- What is required
Each line of the data that mentions the string "apache" needs to be identified and copied.

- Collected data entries
○ ○ ○

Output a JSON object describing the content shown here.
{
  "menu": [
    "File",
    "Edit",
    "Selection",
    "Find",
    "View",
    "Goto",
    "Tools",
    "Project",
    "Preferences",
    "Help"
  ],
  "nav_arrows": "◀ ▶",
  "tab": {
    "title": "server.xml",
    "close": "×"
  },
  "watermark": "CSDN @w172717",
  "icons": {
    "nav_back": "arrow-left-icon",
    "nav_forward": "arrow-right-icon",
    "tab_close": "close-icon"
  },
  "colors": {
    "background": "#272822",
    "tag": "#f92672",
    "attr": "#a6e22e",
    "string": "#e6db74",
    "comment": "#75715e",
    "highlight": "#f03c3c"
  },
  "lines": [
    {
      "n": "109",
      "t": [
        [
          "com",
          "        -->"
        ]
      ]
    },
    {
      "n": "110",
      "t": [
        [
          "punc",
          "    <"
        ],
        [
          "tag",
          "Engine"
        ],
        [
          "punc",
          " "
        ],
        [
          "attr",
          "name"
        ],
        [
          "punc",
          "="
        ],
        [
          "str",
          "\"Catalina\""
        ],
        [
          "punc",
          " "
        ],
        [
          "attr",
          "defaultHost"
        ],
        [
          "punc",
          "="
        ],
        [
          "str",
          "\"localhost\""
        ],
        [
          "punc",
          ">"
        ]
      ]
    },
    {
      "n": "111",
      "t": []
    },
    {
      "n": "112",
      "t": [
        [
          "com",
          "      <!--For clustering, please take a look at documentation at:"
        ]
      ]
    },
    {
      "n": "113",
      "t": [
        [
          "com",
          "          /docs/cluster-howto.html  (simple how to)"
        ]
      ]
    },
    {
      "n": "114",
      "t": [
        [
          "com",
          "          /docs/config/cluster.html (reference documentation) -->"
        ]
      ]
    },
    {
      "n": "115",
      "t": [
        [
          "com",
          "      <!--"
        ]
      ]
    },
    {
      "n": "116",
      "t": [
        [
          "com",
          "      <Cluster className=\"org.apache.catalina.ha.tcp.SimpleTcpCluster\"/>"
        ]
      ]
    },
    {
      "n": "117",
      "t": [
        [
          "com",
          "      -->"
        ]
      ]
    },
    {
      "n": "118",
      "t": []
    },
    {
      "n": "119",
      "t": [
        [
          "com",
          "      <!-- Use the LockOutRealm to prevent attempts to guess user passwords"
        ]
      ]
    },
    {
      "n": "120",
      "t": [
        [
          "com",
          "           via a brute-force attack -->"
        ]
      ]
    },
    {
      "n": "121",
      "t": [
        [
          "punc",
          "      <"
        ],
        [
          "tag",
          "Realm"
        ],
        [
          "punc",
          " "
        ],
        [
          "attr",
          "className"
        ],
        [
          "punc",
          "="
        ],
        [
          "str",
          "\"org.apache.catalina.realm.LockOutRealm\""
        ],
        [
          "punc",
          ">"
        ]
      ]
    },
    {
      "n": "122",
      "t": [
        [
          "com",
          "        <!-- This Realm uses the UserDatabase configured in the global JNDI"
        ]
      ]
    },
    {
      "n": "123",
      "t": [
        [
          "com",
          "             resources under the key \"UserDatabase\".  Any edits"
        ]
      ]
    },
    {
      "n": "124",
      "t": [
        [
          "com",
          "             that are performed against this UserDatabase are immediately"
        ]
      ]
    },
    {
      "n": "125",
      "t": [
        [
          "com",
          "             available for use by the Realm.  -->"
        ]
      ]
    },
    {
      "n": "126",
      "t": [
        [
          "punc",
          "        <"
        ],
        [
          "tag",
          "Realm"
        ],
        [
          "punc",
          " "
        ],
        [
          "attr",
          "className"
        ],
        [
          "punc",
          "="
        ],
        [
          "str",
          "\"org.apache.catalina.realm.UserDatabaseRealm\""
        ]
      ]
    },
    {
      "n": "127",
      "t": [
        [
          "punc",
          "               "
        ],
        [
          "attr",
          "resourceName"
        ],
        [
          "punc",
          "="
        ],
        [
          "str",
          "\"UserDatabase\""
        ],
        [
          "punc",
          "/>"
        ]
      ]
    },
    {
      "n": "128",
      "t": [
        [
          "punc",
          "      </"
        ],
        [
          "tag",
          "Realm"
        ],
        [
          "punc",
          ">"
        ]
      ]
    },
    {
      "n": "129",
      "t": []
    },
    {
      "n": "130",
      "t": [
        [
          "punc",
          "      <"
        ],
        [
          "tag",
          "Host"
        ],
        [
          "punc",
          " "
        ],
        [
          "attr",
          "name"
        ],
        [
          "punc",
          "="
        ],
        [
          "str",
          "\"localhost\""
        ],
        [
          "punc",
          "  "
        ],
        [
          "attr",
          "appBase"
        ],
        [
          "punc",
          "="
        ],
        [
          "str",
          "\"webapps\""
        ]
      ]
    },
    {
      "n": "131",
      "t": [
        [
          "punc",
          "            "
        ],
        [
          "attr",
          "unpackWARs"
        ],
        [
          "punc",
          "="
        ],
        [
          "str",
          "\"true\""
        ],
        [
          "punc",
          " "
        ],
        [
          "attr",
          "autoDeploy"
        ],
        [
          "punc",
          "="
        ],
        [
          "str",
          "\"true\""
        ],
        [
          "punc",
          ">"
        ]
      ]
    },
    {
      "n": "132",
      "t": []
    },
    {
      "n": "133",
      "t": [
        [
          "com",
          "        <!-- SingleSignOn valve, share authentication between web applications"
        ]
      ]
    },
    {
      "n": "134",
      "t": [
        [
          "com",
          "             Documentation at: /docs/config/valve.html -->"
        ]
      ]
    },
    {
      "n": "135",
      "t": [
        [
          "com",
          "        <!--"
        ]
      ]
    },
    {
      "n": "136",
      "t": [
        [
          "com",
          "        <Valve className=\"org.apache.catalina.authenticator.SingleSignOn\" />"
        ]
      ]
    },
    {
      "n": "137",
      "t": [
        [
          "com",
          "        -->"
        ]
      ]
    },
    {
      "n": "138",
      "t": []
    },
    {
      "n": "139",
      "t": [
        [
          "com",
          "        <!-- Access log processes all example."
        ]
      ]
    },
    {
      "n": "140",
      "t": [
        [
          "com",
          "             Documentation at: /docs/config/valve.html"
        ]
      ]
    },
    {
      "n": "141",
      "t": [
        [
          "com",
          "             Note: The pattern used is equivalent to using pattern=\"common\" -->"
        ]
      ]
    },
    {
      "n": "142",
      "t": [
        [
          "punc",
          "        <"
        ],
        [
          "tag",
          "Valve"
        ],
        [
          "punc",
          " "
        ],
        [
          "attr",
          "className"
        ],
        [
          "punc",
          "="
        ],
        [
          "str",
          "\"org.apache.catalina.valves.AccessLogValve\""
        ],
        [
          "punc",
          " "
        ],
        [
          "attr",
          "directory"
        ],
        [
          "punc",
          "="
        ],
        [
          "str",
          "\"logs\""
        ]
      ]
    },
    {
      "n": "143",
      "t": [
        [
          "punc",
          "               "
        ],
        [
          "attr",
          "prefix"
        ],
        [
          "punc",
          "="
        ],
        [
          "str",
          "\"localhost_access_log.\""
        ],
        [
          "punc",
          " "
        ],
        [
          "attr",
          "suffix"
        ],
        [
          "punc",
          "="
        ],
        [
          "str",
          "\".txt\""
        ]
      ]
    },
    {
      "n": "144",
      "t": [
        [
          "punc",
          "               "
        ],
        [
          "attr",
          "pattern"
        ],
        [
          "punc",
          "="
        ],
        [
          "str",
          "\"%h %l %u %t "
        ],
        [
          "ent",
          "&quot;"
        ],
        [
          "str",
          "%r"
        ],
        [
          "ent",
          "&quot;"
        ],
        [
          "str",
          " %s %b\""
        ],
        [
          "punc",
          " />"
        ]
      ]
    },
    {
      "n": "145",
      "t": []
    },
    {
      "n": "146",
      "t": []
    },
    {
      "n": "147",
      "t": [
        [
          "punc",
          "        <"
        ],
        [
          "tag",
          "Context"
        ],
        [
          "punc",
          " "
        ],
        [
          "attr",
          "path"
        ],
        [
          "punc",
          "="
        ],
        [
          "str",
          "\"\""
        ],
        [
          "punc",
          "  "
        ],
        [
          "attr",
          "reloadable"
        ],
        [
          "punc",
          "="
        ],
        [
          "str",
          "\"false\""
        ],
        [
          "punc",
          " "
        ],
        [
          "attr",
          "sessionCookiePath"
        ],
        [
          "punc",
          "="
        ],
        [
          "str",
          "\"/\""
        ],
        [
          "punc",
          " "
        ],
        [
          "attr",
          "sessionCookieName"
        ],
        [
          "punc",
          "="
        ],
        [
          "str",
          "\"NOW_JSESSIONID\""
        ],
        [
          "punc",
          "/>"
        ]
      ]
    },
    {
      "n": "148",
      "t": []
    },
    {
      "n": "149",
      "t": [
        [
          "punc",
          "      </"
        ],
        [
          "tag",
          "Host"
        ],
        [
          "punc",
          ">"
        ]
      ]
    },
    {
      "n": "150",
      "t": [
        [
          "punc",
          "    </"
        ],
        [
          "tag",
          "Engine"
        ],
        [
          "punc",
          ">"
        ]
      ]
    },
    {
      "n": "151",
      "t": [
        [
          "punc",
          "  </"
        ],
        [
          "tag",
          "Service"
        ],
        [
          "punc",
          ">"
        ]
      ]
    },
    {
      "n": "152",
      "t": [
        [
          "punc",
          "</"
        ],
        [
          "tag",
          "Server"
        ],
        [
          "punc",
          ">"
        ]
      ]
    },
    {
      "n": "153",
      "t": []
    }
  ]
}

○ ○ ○

- Response to the exercise
          "      <Cluster className=\"org.apache.catalina.ha.tcp.SimpleTcpCluster\"/>"
          "\"org.apache.catalina.realm.LockOutRealm\""
          "\"org.apache.catalina.realm.UserDatabaseRealm\""
          "        <Valve className=\"org.apache.catalina.authenticator.SingleSignOn\" />"
          "\"org.apache.catalina.valves.AccessLogValve\""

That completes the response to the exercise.